## Entries shown
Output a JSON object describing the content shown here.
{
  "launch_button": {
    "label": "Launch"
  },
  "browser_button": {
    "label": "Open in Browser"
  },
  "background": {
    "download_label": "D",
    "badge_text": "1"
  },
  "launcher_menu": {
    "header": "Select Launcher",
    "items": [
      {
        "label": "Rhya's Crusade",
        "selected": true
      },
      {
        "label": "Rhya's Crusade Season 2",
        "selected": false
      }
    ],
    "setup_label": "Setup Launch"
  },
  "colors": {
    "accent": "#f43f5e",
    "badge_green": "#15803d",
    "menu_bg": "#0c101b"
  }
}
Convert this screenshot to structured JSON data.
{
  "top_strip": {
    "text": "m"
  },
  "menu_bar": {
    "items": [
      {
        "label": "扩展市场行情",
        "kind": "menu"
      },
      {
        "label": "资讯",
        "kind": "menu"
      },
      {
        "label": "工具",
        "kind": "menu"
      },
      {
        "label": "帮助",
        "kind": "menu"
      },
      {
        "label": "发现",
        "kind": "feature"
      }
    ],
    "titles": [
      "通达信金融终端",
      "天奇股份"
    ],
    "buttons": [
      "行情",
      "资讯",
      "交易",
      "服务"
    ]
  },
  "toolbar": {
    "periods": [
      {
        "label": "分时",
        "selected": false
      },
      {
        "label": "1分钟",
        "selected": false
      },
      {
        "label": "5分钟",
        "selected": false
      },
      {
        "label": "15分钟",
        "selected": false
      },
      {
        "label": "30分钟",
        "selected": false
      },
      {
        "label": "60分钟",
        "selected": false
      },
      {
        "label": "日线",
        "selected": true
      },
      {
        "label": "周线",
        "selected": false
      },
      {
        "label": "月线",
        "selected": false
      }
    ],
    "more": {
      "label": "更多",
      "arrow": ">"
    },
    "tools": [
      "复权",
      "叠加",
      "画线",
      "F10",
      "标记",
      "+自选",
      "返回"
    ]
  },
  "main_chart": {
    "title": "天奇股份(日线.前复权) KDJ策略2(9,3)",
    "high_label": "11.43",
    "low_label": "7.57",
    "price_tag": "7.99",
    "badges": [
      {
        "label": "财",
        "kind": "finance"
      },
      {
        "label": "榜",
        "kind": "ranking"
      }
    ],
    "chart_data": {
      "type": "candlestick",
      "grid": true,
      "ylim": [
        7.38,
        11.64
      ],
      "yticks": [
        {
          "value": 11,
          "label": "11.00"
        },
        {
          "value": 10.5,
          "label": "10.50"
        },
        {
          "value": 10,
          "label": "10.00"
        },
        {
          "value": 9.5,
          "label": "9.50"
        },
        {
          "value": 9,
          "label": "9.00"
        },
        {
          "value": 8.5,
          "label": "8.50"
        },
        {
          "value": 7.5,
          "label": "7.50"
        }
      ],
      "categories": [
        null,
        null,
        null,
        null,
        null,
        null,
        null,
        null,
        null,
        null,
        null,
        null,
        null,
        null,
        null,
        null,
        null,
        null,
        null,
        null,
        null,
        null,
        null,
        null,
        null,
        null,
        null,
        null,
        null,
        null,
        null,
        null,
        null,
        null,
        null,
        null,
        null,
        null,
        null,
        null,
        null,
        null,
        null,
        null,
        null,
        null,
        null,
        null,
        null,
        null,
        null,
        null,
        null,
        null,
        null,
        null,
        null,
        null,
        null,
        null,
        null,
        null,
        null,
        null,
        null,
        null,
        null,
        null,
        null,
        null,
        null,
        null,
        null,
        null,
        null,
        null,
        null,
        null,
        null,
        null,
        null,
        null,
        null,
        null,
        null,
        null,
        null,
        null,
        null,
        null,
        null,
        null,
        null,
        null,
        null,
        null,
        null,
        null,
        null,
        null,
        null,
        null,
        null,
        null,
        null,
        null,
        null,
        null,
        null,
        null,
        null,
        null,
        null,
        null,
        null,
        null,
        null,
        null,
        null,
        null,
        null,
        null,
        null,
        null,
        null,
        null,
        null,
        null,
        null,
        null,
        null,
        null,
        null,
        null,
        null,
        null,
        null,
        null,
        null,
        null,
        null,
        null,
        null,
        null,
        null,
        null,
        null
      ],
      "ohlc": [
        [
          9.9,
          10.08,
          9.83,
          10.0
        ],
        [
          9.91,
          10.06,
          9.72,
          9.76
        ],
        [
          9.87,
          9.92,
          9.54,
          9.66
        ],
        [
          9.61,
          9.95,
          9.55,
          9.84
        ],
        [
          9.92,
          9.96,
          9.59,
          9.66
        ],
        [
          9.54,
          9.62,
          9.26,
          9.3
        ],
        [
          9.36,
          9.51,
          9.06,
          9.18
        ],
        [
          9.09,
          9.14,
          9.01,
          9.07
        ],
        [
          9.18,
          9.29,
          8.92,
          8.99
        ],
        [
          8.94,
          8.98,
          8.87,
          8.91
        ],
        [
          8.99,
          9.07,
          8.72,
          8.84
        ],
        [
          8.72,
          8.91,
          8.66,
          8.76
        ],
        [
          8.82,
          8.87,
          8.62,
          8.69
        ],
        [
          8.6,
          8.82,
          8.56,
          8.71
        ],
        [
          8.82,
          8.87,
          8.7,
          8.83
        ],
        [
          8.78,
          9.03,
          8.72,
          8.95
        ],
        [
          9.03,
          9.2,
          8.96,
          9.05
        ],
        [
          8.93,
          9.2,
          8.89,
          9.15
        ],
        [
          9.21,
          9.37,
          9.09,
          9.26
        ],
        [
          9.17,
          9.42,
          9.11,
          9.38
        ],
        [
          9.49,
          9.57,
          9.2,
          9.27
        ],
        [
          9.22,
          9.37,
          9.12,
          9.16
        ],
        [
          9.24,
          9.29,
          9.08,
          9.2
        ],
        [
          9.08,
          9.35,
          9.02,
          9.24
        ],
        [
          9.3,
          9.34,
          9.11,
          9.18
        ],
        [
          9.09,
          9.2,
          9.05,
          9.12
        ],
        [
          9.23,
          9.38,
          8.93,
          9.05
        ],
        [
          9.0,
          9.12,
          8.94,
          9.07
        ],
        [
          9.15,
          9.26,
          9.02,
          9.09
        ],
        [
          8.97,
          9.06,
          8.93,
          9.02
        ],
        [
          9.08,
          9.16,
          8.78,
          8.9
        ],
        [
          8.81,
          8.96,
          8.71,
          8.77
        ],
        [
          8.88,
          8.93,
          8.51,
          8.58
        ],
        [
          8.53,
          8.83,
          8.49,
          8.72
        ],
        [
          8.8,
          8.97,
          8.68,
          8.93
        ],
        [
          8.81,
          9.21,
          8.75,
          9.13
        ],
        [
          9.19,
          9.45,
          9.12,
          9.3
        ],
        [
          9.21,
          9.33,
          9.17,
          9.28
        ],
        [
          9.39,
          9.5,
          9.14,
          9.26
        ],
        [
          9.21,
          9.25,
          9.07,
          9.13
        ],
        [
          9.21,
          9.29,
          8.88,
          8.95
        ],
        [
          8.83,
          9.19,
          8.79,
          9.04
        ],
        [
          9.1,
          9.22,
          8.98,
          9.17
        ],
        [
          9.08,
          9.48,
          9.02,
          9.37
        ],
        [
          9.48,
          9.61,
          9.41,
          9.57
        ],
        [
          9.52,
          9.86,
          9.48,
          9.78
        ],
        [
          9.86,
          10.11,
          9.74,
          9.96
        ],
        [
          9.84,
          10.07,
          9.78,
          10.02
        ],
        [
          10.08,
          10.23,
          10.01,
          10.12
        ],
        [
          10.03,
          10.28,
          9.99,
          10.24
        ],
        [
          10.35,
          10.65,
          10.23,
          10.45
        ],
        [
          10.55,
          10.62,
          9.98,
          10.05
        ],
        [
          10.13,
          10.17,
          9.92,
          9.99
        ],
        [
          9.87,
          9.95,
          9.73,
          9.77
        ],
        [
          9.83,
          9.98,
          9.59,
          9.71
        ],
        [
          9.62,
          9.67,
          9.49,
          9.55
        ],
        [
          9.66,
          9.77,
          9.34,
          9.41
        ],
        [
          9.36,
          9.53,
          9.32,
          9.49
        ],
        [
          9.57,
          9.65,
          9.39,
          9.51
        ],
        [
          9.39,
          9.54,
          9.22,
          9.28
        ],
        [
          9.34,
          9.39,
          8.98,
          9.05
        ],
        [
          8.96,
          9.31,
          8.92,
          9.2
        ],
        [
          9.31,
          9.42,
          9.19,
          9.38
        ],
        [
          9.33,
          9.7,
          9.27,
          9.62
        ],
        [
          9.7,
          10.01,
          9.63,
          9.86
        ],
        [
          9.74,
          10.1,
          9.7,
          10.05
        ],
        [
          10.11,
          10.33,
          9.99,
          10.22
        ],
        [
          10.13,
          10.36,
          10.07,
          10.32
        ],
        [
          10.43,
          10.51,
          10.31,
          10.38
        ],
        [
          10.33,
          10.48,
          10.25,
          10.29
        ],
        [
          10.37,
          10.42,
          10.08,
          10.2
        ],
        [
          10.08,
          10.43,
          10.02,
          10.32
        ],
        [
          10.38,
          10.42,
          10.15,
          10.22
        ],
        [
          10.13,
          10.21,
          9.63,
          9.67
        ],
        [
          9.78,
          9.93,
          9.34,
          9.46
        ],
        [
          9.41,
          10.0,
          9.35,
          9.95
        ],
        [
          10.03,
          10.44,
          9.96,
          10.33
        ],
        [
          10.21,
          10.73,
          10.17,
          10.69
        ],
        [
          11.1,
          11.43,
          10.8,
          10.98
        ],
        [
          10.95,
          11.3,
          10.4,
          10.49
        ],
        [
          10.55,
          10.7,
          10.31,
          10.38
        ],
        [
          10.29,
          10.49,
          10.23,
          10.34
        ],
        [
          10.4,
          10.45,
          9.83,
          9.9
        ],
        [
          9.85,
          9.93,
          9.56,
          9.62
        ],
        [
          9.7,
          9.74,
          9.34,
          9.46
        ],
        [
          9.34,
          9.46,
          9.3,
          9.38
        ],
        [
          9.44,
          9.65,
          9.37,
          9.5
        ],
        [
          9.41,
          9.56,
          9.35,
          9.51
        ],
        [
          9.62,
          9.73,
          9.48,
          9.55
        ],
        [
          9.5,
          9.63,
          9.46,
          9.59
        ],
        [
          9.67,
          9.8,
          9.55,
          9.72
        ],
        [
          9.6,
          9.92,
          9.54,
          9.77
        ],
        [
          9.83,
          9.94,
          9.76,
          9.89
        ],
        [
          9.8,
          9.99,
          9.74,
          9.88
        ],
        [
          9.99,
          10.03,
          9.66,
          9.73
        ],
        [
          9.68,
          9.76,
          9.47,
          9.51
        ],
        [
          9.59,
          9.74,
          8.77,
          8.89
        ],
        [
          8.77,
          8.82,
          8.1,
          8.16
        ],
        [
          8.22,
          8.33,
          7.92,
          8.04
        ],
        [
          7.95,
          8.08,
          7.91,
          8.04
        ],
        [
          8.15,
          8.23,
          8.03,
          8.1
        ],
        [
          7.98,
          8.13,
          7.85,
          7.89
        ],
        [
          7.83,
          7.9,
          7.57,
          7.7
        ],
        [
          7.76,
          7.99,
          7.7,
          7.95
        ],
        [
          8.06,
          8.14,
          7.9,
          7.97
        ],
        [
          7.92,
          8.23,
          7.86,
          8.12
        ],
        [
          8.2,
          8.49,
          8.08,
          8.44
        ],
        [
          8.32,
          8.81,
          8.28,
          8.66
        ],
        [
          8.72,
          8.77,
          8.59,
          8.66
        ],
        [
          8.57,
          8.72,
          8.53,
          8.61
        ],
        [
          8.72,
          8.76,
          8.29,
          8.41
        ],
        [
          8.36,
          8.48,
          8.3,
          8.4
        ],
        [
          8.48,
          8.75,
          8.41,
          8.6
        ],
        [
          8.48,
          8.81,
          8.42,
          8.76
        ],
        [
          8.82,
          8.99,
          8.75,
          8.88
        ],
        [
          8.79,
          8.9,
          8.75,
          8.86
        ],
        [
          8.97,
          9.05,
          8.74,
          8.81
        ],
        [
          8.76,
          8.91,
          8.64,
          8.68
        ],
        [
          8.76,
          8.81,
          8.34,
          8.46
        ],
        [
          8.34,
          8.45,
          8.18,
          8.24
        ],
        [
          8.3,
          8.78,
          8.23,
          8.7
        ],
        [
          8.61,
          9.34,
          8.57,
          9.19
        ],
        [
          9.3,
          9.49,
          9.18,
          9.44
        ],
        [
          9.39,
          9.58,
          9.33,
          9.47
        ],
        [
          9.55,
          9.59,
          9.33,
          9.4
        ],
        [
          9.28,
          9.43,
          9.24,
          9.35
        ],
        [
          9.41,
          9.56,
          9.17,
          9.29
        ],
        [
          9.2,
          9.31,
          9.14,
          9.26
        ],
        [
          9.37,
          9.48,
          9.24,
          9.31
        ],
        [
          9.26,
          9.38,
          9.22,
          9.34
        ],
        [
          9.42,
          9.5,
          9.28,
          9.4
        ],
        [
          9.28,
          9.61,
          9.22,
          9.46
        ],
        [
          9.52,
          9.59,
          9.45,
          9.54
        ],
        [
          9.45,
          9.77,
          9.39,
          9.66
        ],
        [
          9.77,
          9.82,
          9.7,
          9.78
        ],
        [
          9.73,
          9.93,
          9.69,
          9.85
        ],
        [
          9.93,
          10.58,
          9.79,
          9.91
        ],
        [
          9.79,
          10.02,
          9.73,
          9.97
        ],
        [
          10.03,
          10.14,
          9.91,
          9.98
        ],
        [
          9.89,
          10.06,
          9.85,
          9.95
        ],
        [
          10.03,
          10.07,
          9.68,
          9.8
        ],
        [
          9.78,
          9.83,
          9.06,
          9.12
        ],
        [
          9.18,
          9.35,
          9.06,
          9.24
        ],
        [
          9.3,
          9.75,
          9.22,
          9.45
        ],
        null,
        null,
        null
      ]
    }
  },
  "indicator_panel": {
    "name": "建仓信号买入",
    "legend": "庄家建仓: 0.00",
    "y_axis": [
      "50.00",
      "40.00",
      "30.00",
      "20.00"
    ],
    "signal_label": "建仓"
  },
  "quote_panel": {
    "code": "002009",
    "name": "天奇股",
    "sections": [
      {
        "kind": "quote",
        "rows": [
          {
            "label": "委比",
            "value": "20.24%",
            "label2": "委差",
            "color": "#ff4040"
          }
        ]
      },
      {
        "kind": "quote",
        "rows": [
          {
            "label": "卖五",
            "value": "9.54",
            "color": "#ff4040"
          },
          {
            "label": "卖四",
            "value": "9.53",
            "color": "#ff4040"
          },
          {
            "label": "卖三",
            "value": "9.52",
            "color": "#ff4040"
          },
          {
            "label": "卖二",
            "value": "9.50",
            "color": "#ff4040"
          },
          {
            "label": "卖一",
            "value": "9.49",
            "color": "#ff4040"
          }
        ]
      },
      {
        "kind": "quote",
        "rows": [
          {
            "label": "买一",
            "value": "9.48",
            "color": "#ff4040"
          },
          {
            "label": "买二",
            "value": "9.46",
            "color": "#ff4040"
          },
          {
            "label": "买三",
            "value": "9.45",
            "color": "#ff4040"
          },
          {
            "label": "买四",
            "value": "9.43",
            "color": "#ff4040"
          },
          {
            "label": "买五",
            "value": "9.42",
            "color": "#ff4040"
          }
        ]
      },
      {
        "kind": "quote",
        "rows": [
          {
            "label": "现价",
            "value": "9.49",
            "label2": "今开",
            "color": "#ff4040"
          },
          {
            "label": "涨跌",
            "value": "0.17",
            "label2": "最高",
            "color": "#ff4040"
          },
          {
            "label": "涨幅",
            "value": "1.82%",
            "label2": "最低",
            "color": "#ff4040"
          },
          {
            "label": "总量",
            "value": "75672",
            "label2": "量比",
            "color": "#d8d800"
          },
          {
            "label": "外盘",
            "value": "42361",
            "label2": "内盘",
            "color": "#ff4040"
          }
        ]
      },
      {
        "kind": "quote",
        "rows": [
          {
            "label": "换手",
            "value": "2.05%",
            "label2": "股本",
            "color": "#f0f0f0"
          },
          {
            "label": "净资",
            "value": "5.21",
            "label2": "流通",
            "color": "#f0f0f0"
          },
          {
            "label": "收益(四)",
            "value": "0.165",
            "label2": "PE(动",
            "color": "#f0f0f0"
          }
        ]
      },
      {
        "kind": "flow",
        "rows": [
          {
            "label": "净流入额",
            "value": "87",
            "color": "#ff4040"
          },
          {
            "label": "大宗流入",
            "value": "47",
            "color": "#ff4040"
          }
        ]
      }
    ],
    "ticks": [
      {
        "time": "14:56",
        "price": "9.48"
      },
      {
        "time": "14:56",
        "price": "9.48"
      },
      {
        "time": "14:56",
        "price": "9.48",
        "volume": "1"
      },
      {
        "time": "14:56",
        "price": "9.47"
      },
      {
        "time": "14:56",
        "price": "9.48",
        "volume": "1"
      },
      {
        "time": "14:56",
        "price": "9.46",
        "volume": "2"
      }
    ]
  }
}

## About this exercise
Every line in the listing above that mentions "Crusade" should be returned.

## Answer
        "label": "Rhya's Crusade",
        "label": "Rhya's Crusade Season 2",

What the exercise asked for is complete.